MEMORY LANE: A Keighley character who had more than one string to his bow
Many older residents of Keighley will remember Agnes ‘Aggie’ Bailey, who lived next door to Utley Cemetery at 320 Skipton Road, where she worked as a monumental mason.
She was instantly recognizable in her work-worn tweed trousers and sports jacket, a green beret – usually pulled to the side – and a cigarette hanging from the corner of her mouth.
Aggie was born in Beechcliffe in 1911. Her father, John Bailey, was born in Laycock and was a first cousin of Sir Abe Bailey, a South African multimillionaire and racehorse owner. He worked in the wholesale grocery store and had married Ruth Hannah Pickard in 1910. Surprisingly, Aggie’s first claim to fame was as a violinist. Her mother, Ruth, also played the violin and no doubt encouraged Aggie to take up the instrument. During the 1920s and early 1930s, she performed at music festivals throughout the region, playing mostly solo but occasionally performing duets with her mother. His younger brother, Thomas, born in 1917, was also a musician and played the cello. They became well known in Keighley musical circles and Tom often played in local dance groups. Later in life, Aggie taught violin.
His maternal grandfather, Eder Pickard, had come to Bingley from Lotherton near Leeds in the 1870s and worked as a monumental mason. He married Mary Lamb in 1881 and moved to Keighley in the 1890s where he settled in the land next to Utley Cemetery. The family originally lived just off South Street in Keighley, but once established as a monumental mason Eder moved the family to a house near Keelham Lane in Utley. His son, Arthur, followed him into the business and took over the business when Eder died in 1924.

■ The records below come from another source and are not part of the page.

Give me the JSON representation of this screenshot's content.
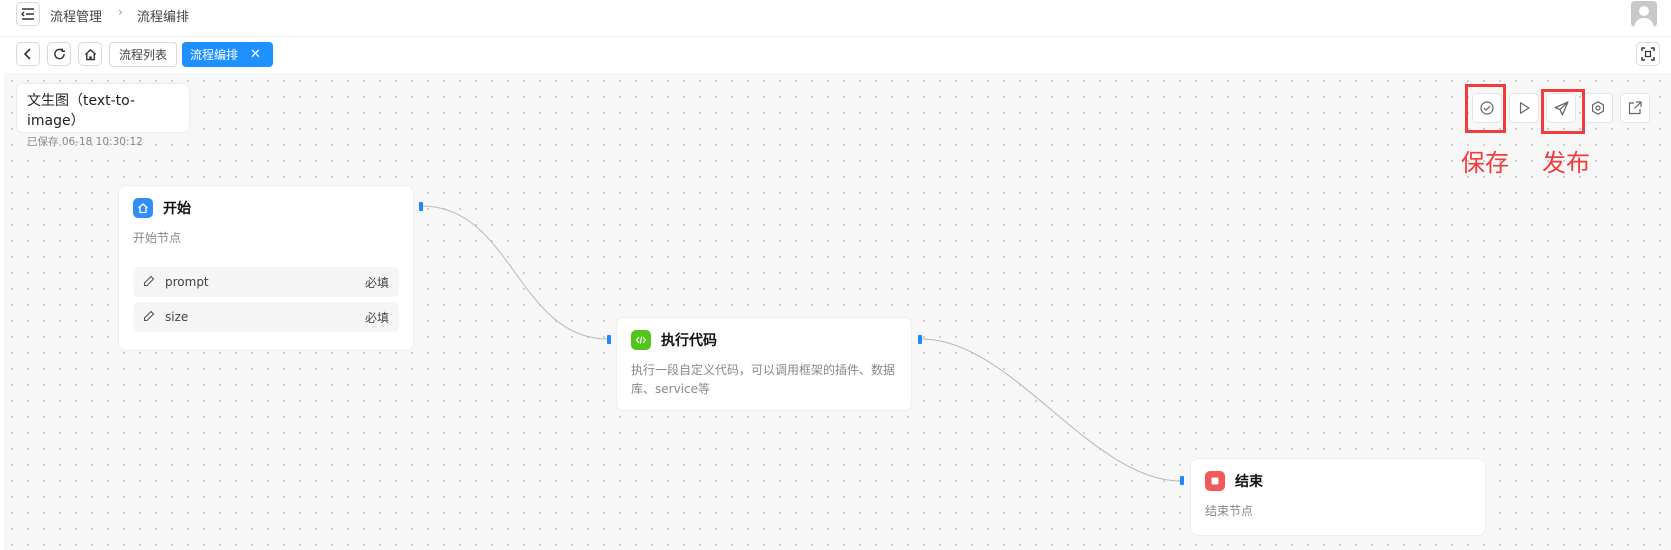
{
  "header": {
    "breadcrumb": [
      "流程管理",
      "流程编排"
    ],
    "menu_icon": "menu-fold-icon",
    "avatar_icon": "user-avatar-icon"
  },
  "tabs": {
    "nav_icons": [
      "back-icon",
      "refresh-icon",
      "home-icon"
    ],
    "items": [
      {
        "label": "流程列表",
        "active": false
      },
      {
        "label": "流程编排",
        "active": true
      }
    ],
    "close_glyph": "✕",
    "fullscreen_icon": "fullscreen-icon"
  },
  "workflow": {
    "name": "文生图（text-to-image）",
    "saved_status": "已保存 06-18 10:30:12"
  },
  "toolbar": {
    "buttons": [
      "save-check-icon",
      "run-play-icon",
      "publish-send-icon",
      "settings-icon",
      "export-icon"
    ],
    "annotations": {
      "save": "保存",
      "publish": "发布"
    }
  },
  "nodes": {
    "start": {
      "title": "开始",
      "desc": "开始节点",
      "params": [
        {
          "name": "prompt",
          "required": "必填"
        },
        {
          "name": "size",
          "required": "必填"
        }
      ]
    },
    "code": {
      "title": "执行代码",
      "desc_line1": "执行一段自定义代码，可以调用框架的插件、数据",
      "desc_line2": "库、service等"
    },
    "end": {
      "title": "结束",
      "desc": "结束节点"
    }
  },
  "colors": {
    "accent": "#1e90ff",
    "annotation": "#f03c3c",
    "start_icon": "#2f8df5",
    "code_icon": "#52c41a",
    "end_icon": "#f05a5a"
  }
}
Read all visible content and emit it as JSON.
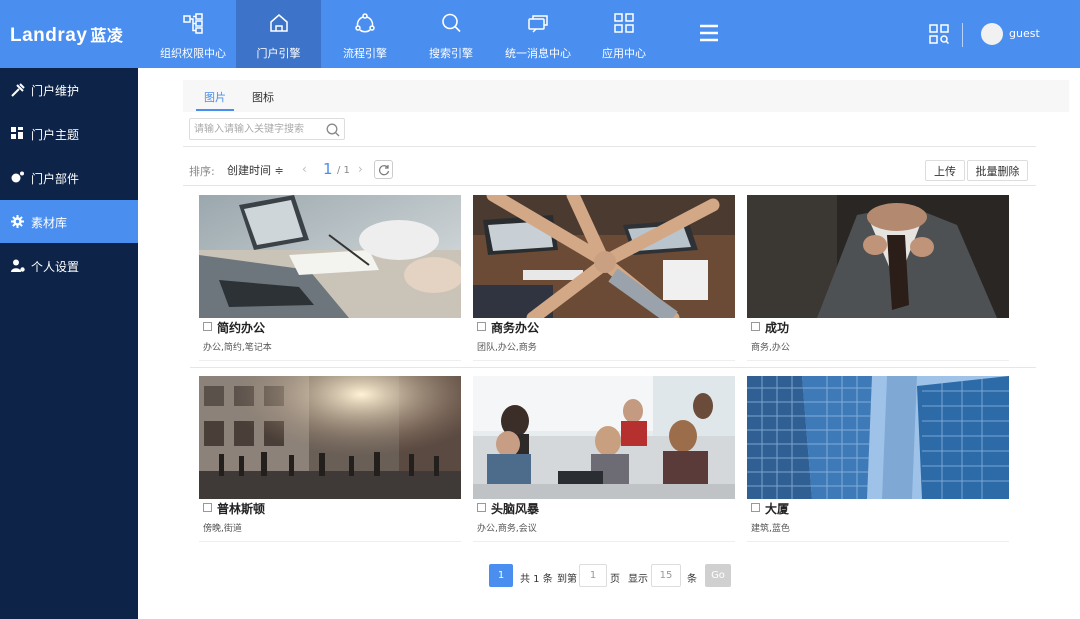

Aggie’s younger brother, Thomas, also entered the family business and trained as a monumental mason under his uncle Arthur. Aggie also worked in the business and in the 1930s she was described as a commission seeker for a monumental mason and she also turned to engraving stone inscriptions. Now the Baileys lived in a small cottage at 320 Skipton Road, next to the Mason’s Yard, which was eventually replaced by the current house.
In 1943 Aggie married John Emmott, whose family consisted of well-known Keighley greengrocers and potato wholesalers.
When Arthur Pickard retired from the business, Tom took over. In the summer of 1948, he and his mother booked a vacation in Italy, overland by coach. Aggie and her husband had hoped to go too but by the time they decided the coach was full. The tour included a stopover in Carrara, where Tom visited the famous marble quarries. However, on the way back through Switzerland, the driver failed to negotiate a bend and the coach plunged over 100 feet into a ravine. Tragically, Tom and four other passengers were killed and many others injured, including his mother. Upon hearing the news, Aggie and John left for London where the British Consulate arranged for Aggie to travel to Switzerland to her mother’s home and attend Tom’s funeral.
After Tom’s death, Aggie and her husband separated and she moved back to 320 Skipton Road where she continued to run the business. His mother Ruth died on Christmas Eve 1973.
In the summer of 1974, Aggie walked into the reception desk of a law firm on North Street. She was almost unrecognizable as she was impeccably dressed in a red pantsuit with matching pillbox, scarf and handbag. His first words were: “what does ter think of it? I’m going for Parisian fashions! To the incredulous stare of the staff, she dug into her purse and flowered the travel tickets: “And I’m staying with Sir Bracewell Smith’s daughter!”
Aggie died on November 14, 1981.